» Task requirements
Which lines of the records contain the word "JSON"? Show each of them.

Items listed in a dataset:
□ □ □ □ □ □ □

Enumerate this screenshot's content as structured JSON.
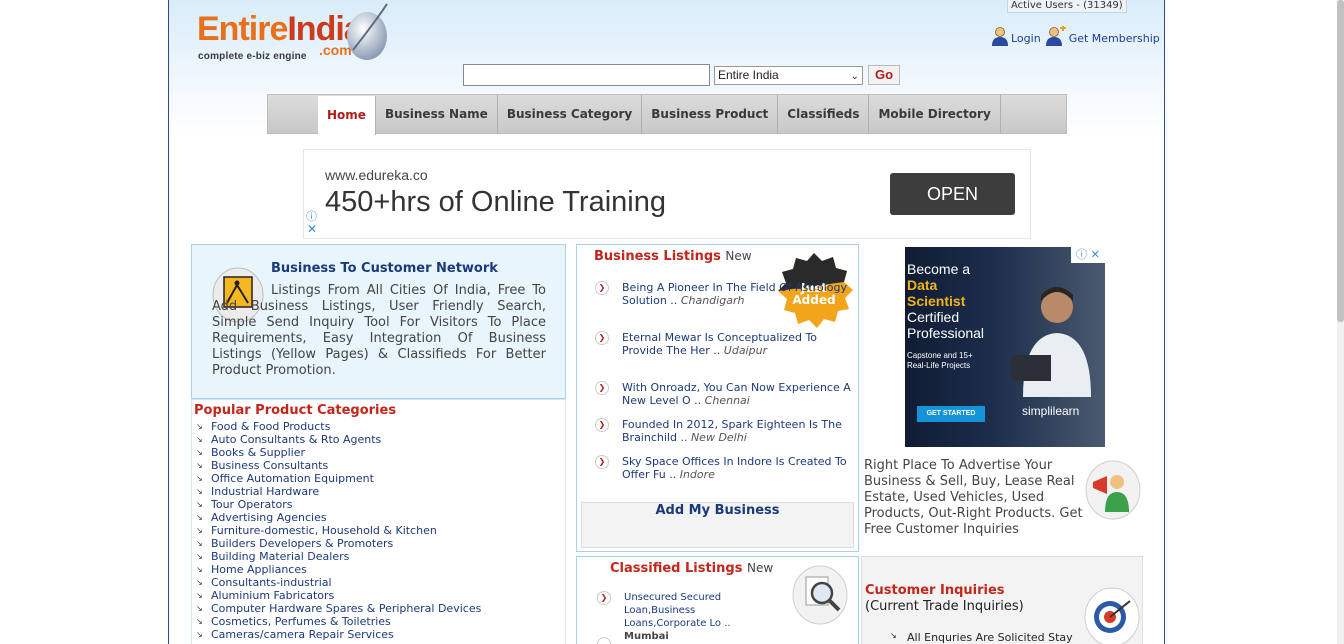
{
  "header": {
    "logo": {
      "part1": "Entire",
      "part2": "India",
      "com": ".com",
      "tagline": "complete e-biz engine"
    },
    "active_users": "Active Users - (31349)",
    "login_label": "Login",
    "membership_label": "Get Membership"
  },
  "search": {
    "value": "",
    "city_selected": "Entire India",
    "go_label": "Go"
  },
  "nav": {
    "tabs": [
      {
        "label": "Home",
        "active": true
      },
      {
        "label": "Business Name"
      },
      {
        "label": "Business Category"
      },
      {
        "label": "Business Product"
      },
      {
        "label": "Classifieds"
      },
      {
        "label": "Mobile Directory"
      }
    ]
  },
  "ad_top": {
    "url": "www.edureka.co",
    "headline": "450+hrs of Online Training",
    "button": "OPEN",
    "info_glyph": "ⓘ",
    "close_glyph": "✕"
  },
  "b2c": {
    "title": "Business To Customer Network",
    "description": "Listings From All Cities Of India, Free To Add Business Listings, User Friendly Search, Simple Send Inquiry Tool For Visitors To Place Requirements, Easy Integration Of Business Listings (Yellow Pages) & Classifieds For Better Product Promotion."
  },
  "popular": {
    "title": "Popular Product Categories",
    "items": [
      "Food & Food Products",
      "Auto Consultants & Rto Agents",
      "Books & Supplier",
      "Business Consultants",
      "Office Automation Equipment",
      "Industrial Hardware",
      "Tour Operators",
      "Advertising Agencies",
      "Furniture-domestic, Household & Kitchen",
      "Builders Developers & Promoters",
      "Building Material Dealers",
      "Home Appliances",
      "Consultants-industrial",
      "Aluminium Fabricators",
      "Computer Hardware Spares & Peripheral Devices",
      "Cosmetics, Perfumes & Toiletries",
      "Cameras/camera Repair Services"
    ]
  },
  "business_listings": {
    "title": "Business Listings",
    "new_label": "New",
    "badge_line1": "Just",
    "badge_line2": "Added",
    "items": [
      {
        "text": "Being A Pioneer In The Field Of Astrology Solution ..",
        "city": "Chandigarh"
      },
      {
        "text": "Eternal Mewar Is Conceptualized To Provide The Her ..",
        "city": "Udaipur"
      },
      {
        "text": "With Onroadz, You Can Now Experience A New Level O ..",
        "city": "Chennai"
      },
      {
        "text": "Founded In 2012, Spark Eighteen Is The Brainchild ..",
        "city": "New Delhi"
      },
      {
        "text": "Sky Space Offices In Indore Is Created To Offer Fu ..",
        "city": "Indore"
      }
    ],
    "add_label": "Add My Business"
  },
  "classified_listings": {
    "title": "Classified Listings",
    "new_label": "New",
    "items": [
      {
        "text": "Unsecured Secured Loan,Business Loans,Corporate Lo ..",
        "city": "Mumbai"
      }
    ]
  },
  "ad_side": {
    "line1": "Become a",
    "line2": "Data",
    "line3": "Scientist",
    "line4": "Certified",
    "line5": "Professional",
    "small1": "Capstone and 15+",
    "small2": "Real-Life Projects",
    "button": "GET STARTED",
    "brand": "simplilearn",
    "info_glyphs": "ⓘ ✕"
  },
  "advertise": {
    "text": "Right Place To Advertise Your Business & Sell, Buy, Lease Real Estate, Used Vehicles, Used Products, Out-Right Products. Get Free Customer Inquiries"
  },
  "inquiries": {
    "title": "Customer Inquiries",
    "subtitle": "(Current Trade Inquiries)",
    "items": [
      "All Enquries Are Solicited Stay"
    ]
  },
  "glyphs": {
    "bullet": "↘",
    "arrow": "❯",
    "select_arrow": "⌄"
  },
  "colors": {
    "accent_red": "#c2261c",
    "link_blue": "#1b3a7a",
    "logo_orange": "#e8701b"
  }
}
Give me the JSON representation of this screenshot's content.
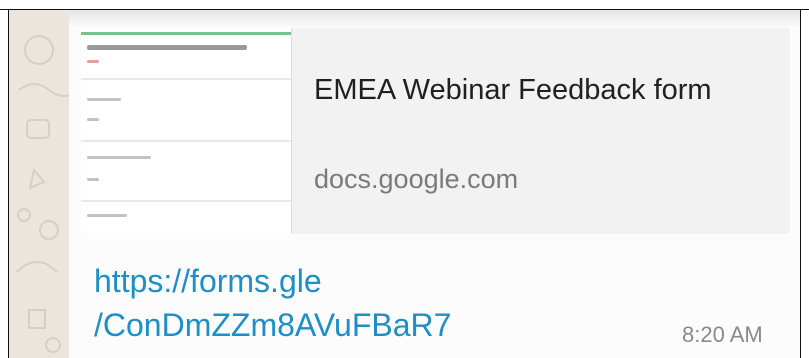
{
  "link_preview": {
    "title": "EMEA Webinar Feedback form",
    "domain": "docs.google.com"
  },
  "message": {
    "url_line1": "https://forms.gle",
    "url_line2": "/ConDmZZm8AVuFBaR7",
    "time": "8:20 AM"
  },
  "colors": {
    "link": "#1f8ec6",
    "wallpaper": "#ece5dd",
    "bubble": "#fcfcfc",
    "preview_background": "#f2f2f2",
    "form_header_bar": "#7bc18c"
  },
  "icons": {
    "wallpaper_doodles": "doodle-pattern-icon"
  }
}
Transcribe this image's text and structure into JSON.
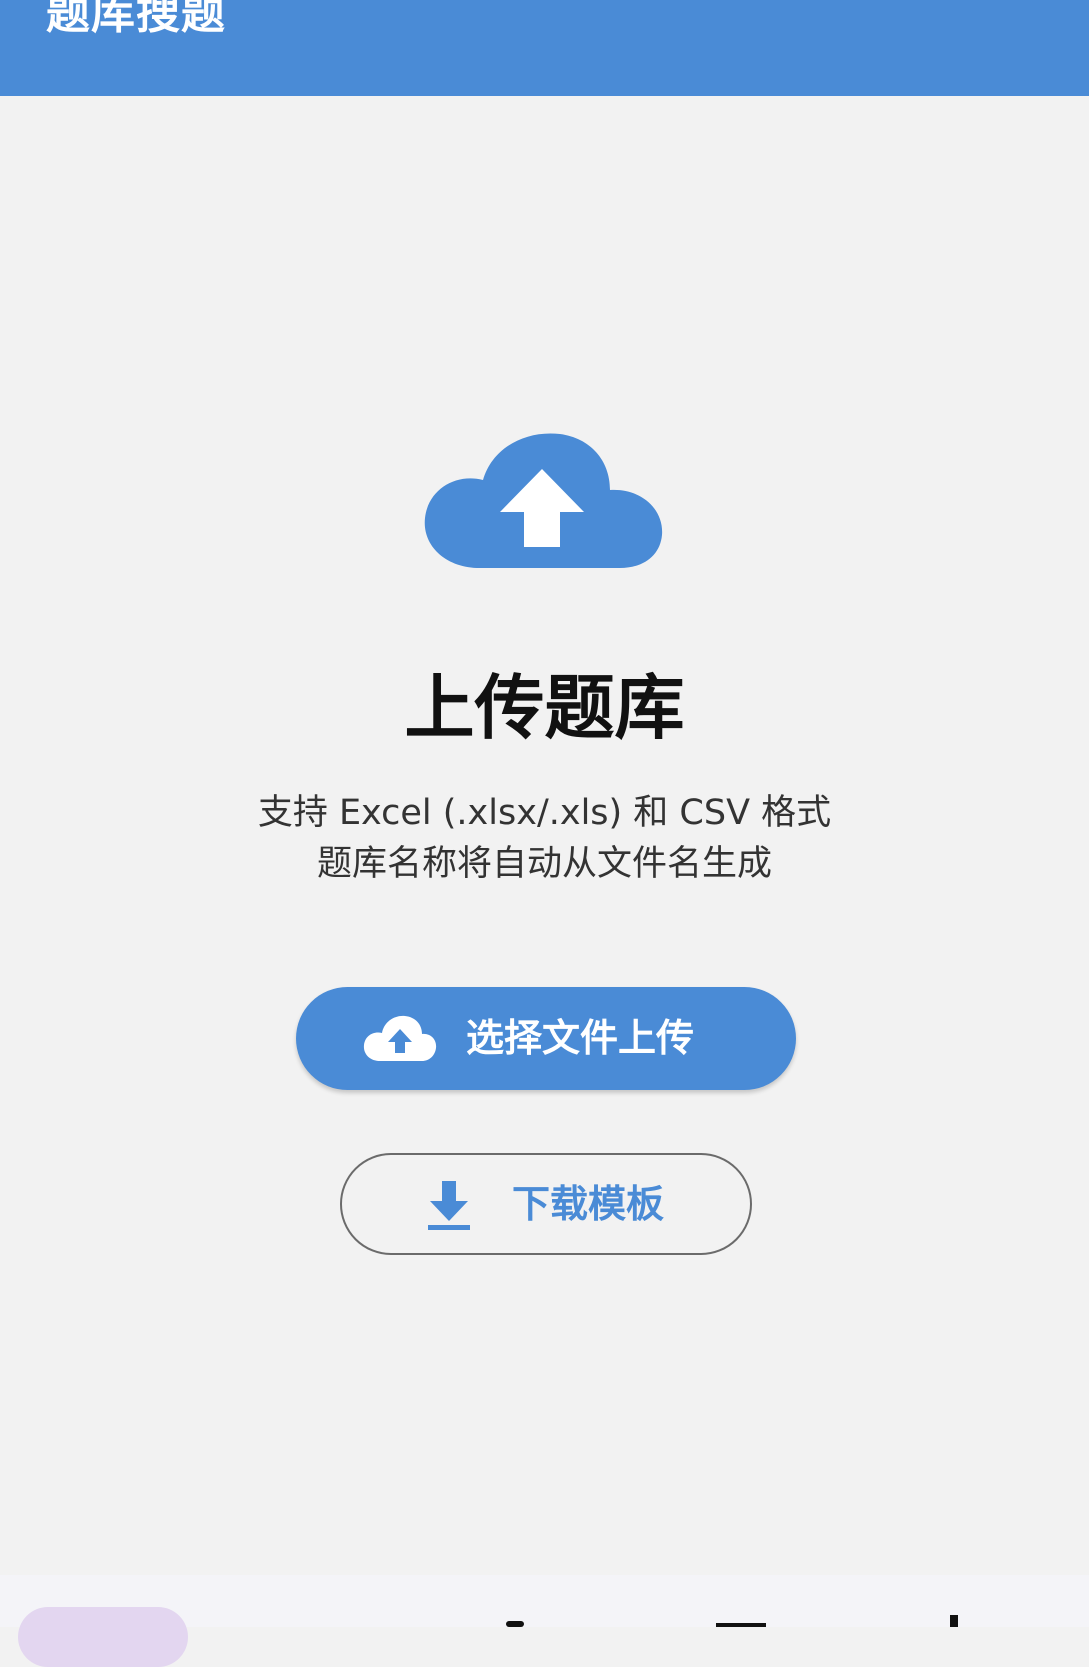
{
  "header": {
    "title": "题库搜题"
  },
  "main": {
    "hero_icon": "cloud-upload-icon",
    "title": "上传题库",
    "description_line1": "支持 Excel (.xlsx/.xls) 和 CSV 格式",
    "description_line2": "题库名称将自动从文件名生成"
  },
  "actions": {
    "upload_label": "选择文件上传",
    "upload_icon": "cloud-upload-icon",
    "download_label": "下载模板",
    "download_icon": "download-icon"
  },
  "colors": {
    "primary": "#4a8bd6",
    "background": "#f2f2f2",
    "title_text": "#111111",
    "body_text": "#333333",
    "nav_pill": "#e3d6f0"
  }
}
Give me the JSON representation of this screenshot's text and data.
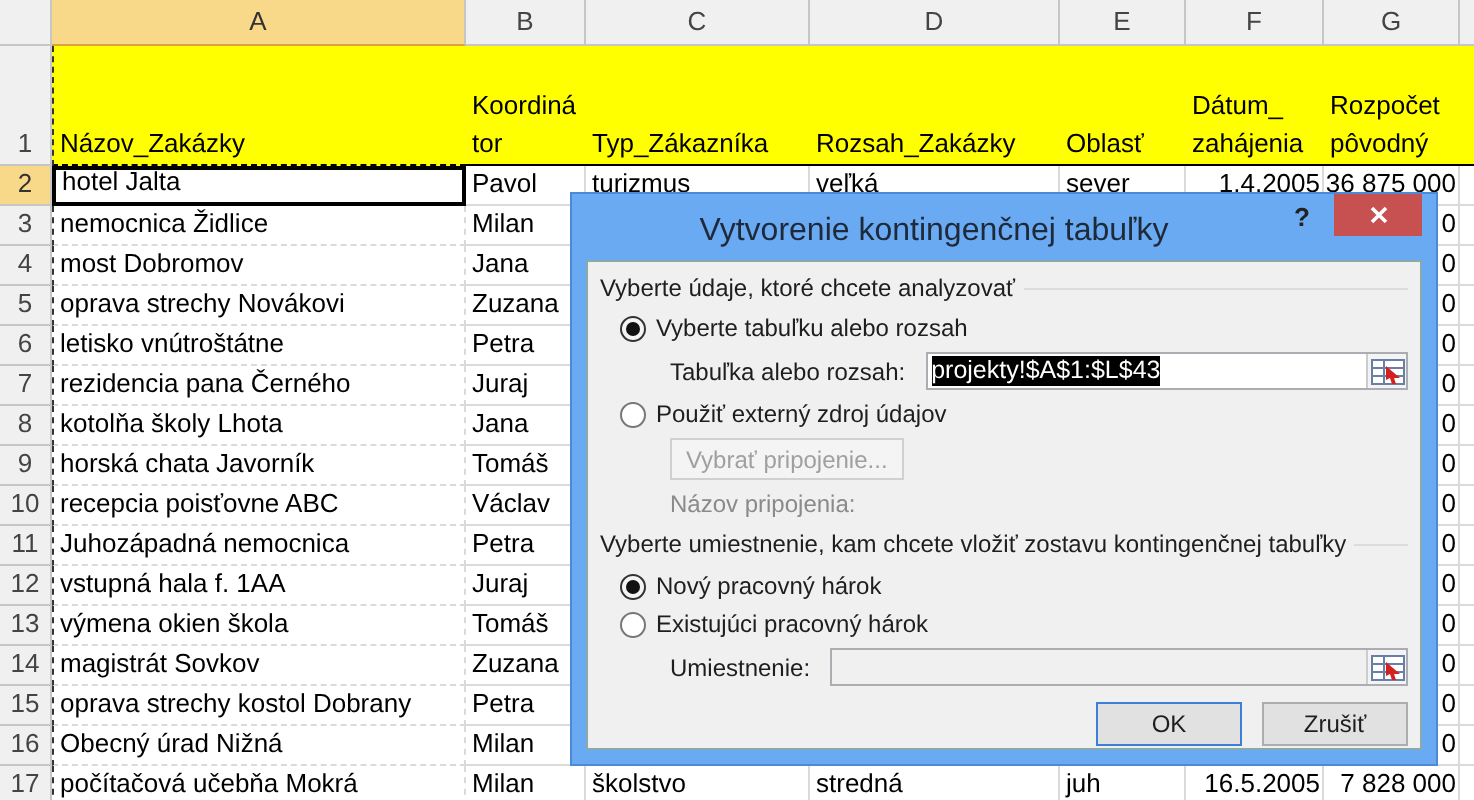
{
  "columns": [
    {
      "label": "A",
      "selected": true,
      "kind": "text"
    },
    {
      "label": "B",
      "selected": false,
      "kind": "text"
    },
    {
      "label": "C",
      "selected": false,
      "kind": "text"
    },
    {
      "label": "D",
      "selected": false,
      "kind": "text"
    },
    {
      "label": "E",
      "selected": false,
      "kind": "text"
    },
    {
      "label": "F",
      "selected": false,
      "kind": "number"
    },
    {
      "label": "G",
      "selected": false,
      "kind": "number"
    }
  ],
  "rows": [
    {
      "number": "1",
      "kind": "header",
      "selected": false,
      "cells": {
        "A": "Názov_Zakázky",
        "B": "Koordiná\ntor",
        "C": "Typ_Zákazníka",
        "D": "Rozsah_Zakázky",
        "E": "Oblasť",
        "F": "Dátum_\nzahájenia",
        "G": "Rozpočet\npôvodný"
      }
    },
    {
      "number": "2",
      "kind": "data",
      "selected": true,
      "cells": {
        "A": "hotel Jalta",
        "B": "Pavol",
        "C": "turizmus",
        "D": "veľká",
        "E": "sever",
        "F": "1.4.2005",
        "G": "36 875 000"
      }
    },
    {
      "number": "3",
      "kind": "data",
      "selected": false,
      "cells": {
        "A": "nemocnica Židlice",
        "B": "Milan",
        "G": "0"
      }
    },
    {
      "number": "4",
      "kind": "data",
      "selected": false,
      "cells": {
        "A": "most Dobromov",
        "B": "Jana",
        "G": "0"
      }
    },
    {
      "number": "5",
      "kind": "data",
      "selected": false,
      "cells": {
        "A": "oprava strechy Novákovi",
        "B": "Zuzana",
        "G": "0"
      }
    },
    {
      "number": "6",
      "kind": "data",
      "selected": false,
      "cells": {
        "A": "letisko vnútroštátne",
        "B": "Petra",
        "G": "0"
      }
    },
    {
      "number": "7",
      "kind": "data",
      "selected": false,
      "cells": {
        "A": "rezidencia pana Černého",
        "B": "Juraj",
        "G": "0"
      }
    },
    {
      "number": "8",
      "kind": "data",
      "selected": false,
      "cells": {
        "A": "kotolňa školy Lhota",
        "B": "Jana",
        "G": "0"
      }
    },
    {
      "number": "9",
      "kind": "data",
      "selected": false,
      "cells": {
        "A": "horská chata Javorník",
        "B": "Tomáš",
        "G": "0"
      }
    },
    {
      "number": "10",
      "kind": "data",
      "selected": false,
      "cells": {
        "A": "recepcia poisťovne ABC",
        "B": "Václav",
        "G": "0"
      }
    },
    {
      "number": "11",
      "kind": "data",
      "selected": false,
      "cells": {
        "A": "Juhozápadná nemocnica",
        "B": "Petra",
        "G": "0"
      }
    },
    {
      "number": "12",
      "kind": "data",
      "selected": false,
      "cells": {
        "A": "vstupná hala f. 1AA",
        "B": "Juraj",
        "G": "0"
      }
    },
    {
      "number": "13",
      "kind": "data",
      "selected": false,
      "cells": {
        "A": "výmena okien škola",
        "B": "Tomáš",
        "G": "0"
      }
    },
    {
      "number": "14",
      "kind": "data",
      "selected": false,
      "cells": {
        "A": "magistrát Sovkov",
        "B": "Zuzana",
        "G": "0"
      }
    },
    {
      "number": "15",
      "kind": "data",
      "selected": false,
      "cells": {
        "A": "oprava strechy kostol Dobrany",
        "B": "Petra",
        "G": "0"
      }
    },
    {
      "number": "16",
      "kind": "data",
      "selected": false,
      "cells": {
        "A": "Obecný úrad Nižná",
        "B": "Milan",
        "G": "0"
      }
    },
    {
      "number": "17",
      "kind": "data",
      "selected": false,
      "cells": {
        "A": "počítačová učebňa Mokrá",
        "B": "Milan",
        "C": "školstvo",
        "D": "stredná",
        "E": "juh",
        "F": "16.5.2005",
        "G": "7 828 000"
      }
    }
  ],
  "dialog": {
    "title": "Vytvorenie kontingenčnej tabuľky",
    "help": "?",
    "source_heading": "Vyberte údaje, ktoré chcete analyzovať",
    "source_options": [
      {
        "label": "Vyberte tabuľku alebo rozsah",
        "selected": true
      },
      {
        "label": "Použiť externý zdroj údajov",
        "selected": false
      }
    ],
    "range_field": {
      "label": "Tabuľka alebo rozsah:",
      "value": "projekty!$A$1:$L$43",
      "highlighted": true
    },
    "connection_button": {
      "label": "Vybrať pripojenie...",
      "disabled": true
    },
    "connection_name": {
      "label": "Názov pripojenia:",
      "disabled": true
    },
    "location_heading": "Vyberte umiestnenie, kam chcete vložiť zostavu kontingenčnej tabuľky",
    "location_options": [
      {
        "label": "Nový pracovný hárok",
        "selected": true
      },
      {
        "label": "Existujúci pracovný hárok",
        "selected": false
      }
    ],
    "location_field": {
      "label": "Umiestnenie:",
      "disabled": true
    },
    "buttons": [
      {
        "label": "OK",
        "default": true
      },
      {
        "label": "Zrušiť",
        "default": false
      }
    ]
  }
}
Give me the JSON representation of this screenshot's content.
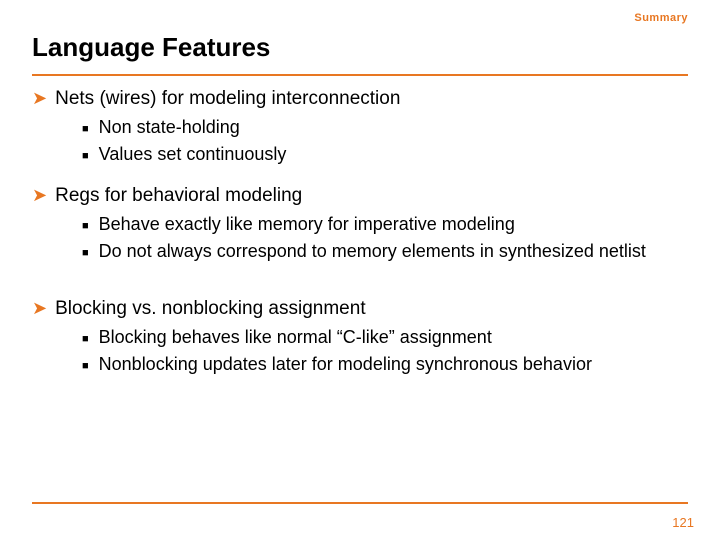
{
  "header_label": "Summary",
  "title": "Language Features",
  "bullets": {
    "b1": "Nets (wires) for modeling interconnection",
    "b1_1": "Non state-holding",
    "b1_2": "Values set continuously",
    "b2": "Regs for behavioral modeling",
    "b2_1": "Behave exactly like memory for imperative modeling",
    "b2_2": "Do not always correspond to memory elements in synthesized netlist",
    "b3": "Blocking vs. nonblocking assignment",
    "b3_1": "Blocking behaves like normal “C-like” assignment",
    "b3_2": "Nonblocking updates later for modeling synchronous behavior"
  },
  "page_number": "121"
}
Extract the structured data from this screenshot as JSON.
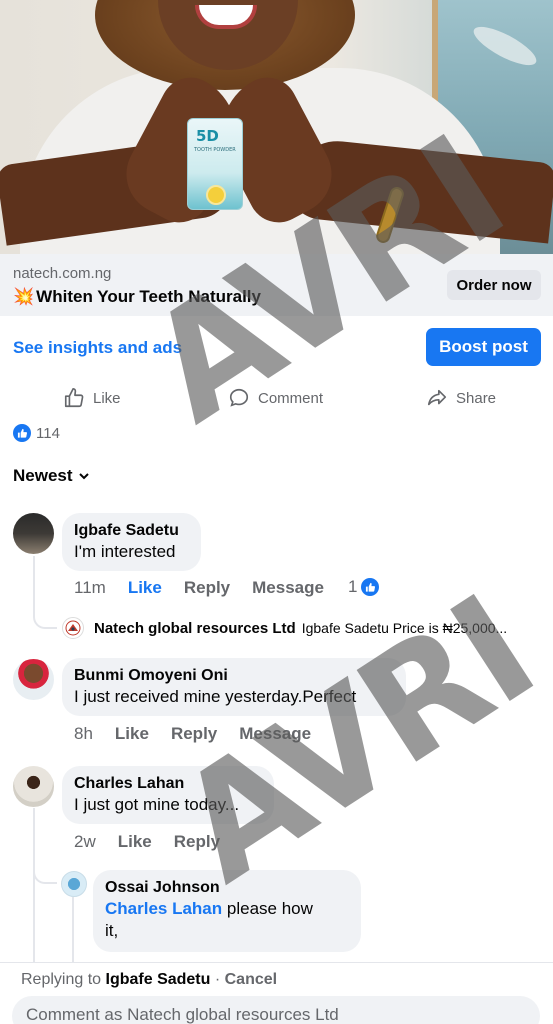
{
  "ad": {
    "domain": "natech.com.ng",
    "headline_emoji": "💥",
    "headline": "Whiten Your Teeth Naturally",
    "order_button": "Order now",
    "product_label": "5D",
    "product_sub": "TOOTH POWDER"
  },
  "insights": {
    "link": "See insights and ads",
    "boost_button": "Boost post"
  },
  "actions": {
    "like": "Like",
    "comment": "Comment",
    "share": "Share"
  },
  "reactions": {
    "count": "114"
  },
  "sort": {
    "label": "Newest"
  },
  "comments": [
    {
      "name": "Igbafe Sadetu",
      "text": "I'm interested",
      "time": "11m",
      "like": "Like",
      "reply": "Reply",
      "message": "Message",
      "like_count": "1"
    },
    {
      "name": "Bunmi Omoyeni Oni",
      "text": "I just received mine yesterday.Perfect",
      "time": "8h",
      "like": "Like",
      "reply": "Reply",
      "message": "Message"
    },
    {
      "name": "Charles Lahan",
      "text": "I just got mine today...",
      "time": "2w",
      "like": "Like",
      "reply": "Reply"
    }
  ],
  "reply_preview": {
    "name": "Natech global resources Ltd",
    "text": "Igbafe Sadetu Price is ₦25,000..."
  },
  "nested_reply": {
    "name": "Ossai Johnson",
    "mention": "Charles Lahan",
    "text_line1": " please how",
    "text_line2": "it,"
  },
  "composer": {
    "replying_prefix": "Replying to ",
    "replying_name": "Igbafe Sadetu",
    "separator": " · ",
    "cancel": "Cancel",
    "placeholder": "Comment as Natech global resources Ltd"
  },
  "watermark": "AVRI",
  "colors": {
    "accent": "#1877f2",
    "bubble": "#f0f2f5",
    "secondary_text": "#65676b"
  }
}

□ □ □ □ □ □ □

» Reply to the exercise
Enumerate this screenshot's content as structured JSON.
Give me the JSON representation of this screenshot's content.
Transcribe this image's text and structure into JSON.
Give me the JSON representation of this screenshot's text and data.
Give me the JSON representation of this screenshot's content.
Extract the structured data from this screenshot as JSON.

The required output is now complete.